Also for the import of other products and technologies, the Middle East is less and less dependent on Europe or the US. The trade deals that the UAE recently concluded with a number of partners in Asia, but also with high-tech supplier Israel, is covering a broad range of goods and also services. In striking these deals, it helps that the GCC countries’ gradual progress in export diversification offers trade opportunities in the opposite direction as well. They increasingly export non-fuel products like chemicals, manufactured goods and machinery, making them a less one-sided and hence more attractive trade partner.
Recently, the MENA region is receiving renewed attention from politicians in the US and Europe. The shift in the geopolitical balance of power due to the rise of China has reminded them of the strategic value of this region. The war between Russia and Ukraine has reinforced the need of Europe to forge closer ties with the region for energy security reasons. This explains the sudden revival in the GCC’s export share to advanced economies in 2022 (figure). Europe has largely banned Russian gas and has switched to LNG from alternative suppliers such as the Middle East. As Russia’s invasion of Ukraine and its impact on the relationship with Russia is likely to continue for some time to come, longer-term LNG deals between Europe and the Middle East are in the offing. Germany, France, the Netherlands and Italy are the first European countries to have signed long-term deals with Qatar to off-take part of Qatar’s 60% additional gas capacity that will become available when expansion works are completed between 2025 and 2027. More European countries may follow suit.

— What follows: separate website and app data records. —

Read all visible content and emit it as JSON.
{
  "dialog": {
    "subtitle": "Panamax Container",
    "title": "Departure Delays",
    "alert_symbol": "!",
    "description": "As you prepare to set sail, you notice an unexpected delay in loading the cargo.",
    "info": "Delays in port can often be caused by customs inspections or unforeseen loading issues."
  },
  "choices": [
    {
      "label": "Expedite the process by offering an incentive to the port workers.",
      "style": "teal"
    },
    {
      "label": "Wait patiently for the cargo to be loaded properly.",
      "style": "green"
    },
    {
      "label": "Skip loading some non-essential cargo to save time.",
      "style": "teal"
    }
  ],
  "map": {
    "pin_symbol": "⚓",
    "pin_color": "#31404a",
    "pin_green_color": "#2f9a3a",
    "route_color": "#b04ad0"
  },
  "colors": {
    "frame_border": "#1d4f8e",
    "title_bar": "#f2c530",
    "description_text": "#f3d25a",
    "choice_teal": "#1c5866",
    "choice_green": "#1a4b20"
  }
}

New trade corridor offers hope for Europe
The new US-backed trade corridor from India via the Middle East to Europe (IMEC), which was announced at the G20 summit in September, could help revive trade between Europe and the Middle East beyond LNG. The connecting shipping lanes, railways, and cable and (hydrogen) pipeline infrastructure this will entail can be seen as a challenge to China’s Belt and Road Initiative. While it will be difficult to compete with Asian and African countries that offer the best match regarding fuel and non-fuel trade, there is no reason for companies from advanced economies to shy away. They still have a technological advantage and there are increasing opportunities in the Middle East’s non-fuel sectors. For example, the UAE has earmarked no less than USD 163 billion for investment in the energy transition, following its landmark announcement in 2021 of its commitment to net-zero emissions by 2050. In Saudi Arabia, large contracts are awarded for the construction of the futuristic city NEOM worth USD 500 billion, which is modelled on a sustainable future. In addition to sustainable energy and construction, Western companies can also do business with the Middle East in the areas of water management and agritech.
For more information on the economic outlook of the Middle East and North Africa and the shift in trade relations towards the East and away from fuel, read our:
Senior Economist at Atradius DSB